It’s hard to say if last week was the best or the worst week we’ve had in a long time. I got some great belly laughs from Jem, and we made some definite progress in his nighttime sleeping. All week, my family was giddy with the excitement of keeping a big secret, and on Friday night we all drove to College Station for a surprise engagement party for my youngest sister.
And yet in the midst of it all my heart was heavy with dread and fear as I watched my phone for word from other dear ones with a report from their long hours with their child in the hospital waiting room. We were impatient for answers, even as we wondered if we could possibly bear the answers when they came.
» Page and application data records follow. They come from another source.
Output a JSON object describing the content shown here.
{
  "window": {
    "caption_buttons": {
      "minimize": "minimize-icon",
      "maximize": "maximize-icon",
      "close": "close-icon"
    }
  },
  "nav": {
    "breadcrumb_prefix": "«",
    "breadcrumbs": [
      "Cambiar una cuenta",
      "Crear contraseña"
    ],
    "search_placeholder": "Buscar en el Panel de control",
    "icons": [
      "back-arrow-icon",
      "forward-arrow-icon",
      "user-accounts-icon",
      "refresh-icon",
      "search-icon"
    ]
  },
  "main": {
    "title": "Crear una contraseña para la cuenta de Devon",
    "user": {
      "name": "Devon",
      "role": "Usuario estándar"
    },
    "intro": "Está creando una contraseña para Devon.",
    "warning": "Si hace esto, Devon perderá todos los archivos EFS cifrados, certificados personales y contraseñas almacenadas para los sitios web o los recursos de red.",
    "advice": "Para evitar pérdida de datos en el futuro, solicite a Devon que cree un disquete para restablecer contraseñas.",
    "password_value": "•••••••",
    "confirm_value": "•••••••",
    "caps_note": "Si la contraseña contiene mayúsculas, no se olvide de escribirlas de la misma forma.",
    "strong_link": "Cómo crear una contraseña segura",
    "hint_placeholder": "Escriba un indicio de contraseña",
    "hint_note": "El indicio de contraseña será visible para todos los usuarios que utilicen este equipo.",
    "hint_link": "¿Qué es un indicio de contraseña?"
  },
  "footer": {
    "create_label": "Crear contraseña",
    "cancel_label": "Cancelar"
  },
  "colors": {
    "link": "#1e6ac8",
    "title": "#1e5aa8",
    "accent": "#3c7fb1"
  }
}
It’s been two full years since I’ve been counting gifts, two years of giving thanks to a good and sovereign God for baby kisses, warm breezes, cool sheets, sweet melodies. I’ve given thanks for my parenting failures, shame over selfish words spoken, and tears for the baby we didn’t take home, trusting that even these ugly-beautiful moments were shaping me to be more like Jesus.
I’ve pressed as hard as I know how into the belief that God is great and God is good in all things, in ALL things. His eye is on the sparrow and he’s numbered the hairs on my head and Jesus alone holds the keys to life and death, and His will IS done on earth as it is in heaven. Yet I’m still left speechless in the face of a term like “pediatric oncologist,” and I remember that it is no easy thing to live in a world where a person can make a living battling against cancer in children’s bodies.
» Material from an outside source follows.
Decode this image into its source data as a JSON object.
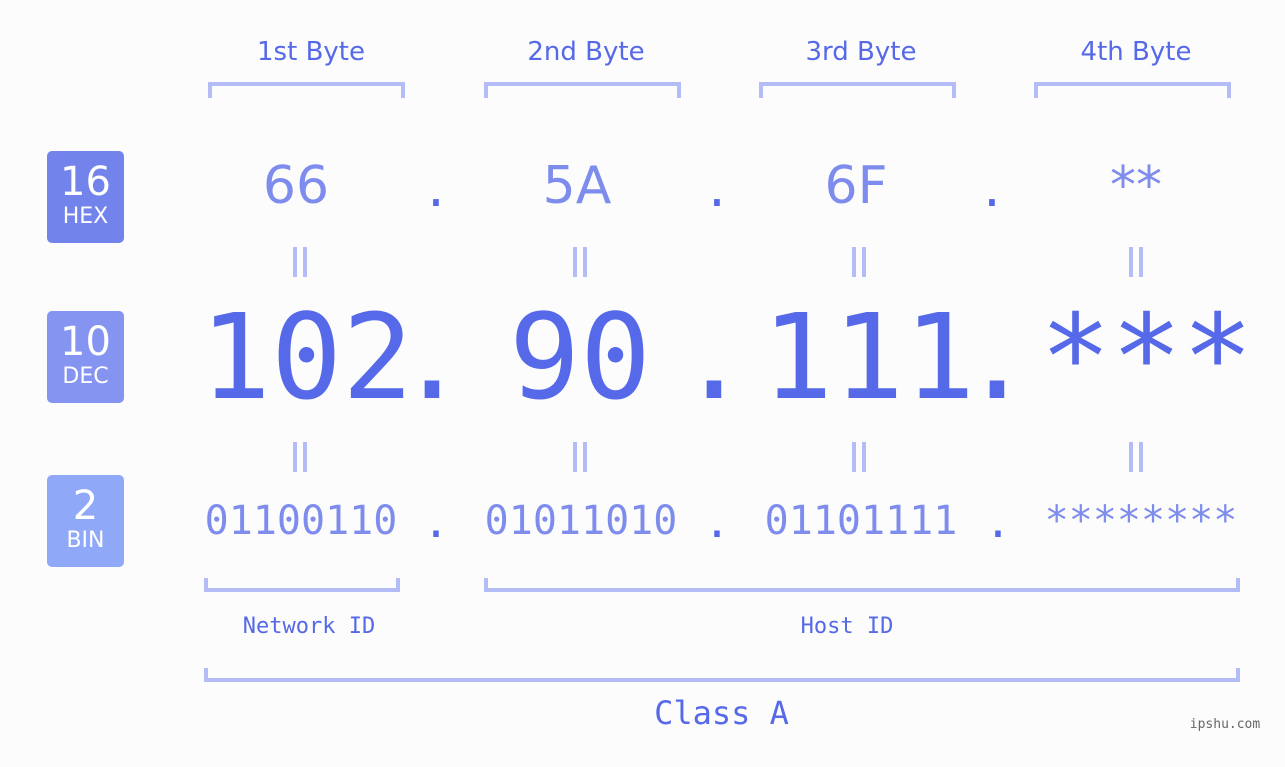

Abide with me, fast falls the eventide
The darkness deepens; Lord with me abide
When other helpers fail and comforts flee,
Help of the helpless, O abide with me.
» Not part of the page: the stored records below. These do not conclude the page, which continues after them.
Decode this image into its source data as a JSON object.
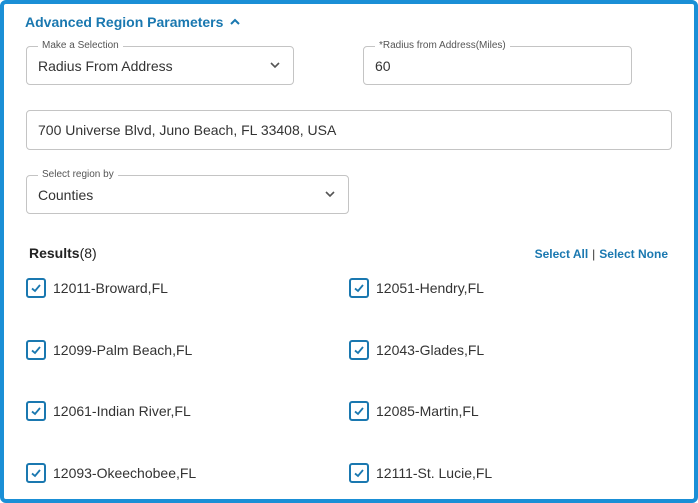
{
  "panel": {
    "title": "Advanced Region Parameters",
    "collapse_icon": "chevron-up-icon",
    "accent_color": "#1a78b0",
    "border_color": "#1a8fd6"
  },
  "selection": {
    "label": "Make a Selection",
    "value": "Radius From Address",
    "icon": "chevron-down-icon"
  },
  "radius": {
    "label": "*Radius from Address(Miles)",
    "value": "60"
  },
  "address": {
    "value": "700 Universe Blvd, Juno Beach, FL 33408, USA"
  },
  "region_by": {
    "label": "Select region by",
    "value": "Counties",
    "icon": "chevron-down-icon"
  },
  "results": {
    "label": "Results",
    "count": "(8)",
    "select_all": "Select All",
    "separator": "|",
    "select_none": "Select None",
    "items": [
      {
        "label": "12011-Broward,FL",
        "checked": true
      },
      {
        "label": "12051-Hendry,FL",
        "checked": true
      },
      {
        "label": "12099-Palm Beach,FL",
        "checked": true
      },
      {
        "label": "12043-Glades,FL",
        "checked": true
      },
      {
        "label": "12061-Indian River,FL",
        "checked": true
      },
      {
        "label": "12085-Martin,FL",
        "checked": true
      },
      {
        "label": "12093-Okeechobee,FL",
        "checked": true
      },
      {
        "label": "12111-St. Lucie,FL",
        "checked": true
      }
    ]
  }
}
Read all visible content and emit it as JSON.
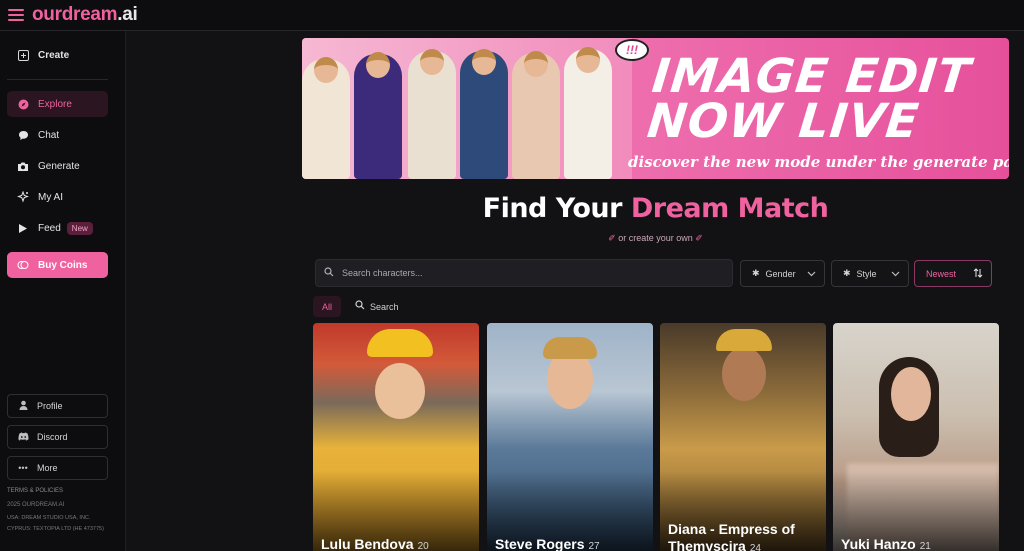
{
  "app": {
    "brand": "ourdream",
    "tld": ".ai"
  },
  "sidebar": {
    "create": "Create",
    "items": [
      {
        "label": "Explore",
        "active": true
      },
      {
        "label": "Chat"
      },
      {
        "label": "Generate"
      },
      {
        "label": "My AI"
      },
      {
        "label": "Feed",
        "badge": "New"
      }
    ],
    "buy_coins": "Buy Coins",
    "bottom_buttons": [
      "Profile",
      "Discord",
      "More"
    ],
    "footer": {
      "terms": "TERMS & POLICIES",
      "copyright": "2025 OURDREAM.AI",
      "line1": "USA: DREAM STUDIO USA, INC.",
      "line2": "CYPRUS: TEXTOPIA LTD (HE 473775)"
    }
  },
  "banner": {
    "title_line1": "IMAGE EDIT",
    "title_line2": "NOW LIVE",
    "subtitle": "discover the new mode under the generate page",
    "bubble": "!!!"
  },
  "heading": {
    "part1": "Find Your",
    "part2": "Dream Match"
  },
  "create_own": "or create your own",
  "search": {
    "placeholder": "Search characters..."
  },
  "filters": {
    "gender": "Gender",
    "style": "Style",
    "sort": "Newest"
  },
  "tabs": {
    "all": "All",
    "search": "Search"
  },
  "cards": [
    {
      "name": "Lulu Bendova",
      "age": "20"
    },
    {
      "name": "Steve Rogers",
      "age": "27"
    },
    {
      "name": "Diana - Empress of",
      "name2": "Themyscira",
      "age": "24"
    },
    {
      "name": "Yuki Hanzo",
      "age": "21"
    }
  ],
  "colors": {
    "accent": "#f0629f",
    "background": "#121214",
    "sidebar": "#0d0d0f"
  }
}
Those happy moments–those easy-to-spot gifts like baby coos and drawings taped to the refrigerator and new rings sparkling on left hands–shine like diamonds in the midst of our days. And we receive those sweet gifts with thankfulness, but we can only really enjoy them when we believe…really believe… that the best gifts, even the gift of life itself, aren’t enough to live for. If life is merely hoping the happy moments outnumber the sad, we should crumble with despair.
Change and decay in all around I see
O Thou who changest not, abide with me
I read an inspiring blog by Russell Moore that challenges us to change the way we think about our place in the cosmic story: “Let’s talk about eternity. But it’s no mere ‘afterlife.’ Instead let’s start thinking of this little puff of time, the next eighty or so years, as what it is: the pre-life.”
We do well to remember that we live in the shadows now; that the glittering moments of joy are just glimpses of the life what will one day be ours. Sin and brokenness is meant to make us groan, to remind us that we were never meant to feel at home here in the muck.
I need Thy presence every passing hour.
What but Thy grace can foil the tempter’s power?
Who, like Thyself, my guide and stay can be?
Through cloud and sunshine, Lord, abide with me.
Thanks be to Jesus, who became one of us, who suffered body broken and heart betrayed, so that our own suffering would not be in vain. We cling to him when the happiness turns to tears, and the miracle of his presence brings joy even in the midst of our suffering.
Hold Thou Thy cross before my closing eyes;
Shine through the gloom and point me to the skies.
Heaven’s morning breaks, and earth’s vain shadows flee;
In life, in death, O Lord, abide with me.
I pray for years of innocence and safety for Abby and Jem. I pray for a long and happy marriage for Leslie and Reggie. I pray for healing and comfort for my precious ones who are sick. But I don’t know what tomorrow holds for any of us, so my hope and confidence can’t be in temporary happiness and restoration; my trust in God can’t be contingent on how quickly he restores me to happy circumstances when tragedy strikes. He is writing a greater story than we can possibly glimpse from within the shadows. And I can trust his goodness and generosity, because whatever else he does or doesn’t give to us, he’s already given us the most priceless gift: the guarantee of life in his presence, now and forever.
I fear no foe, with Thee at hand to bless;
Ills have no weight, and tears no bitterness.
Where is death’s sting? Where, grave, thy victory?
I triumph still, if Thou abide with me.
July 15, 2014: I wrote this post in response to receiving news that our (then) nine-year-old niece, Amanda, had been diagnosed with a brain tumor. You can get the ongoing details of her story at the Team Watson blog (written by my sister-in-law Sandy).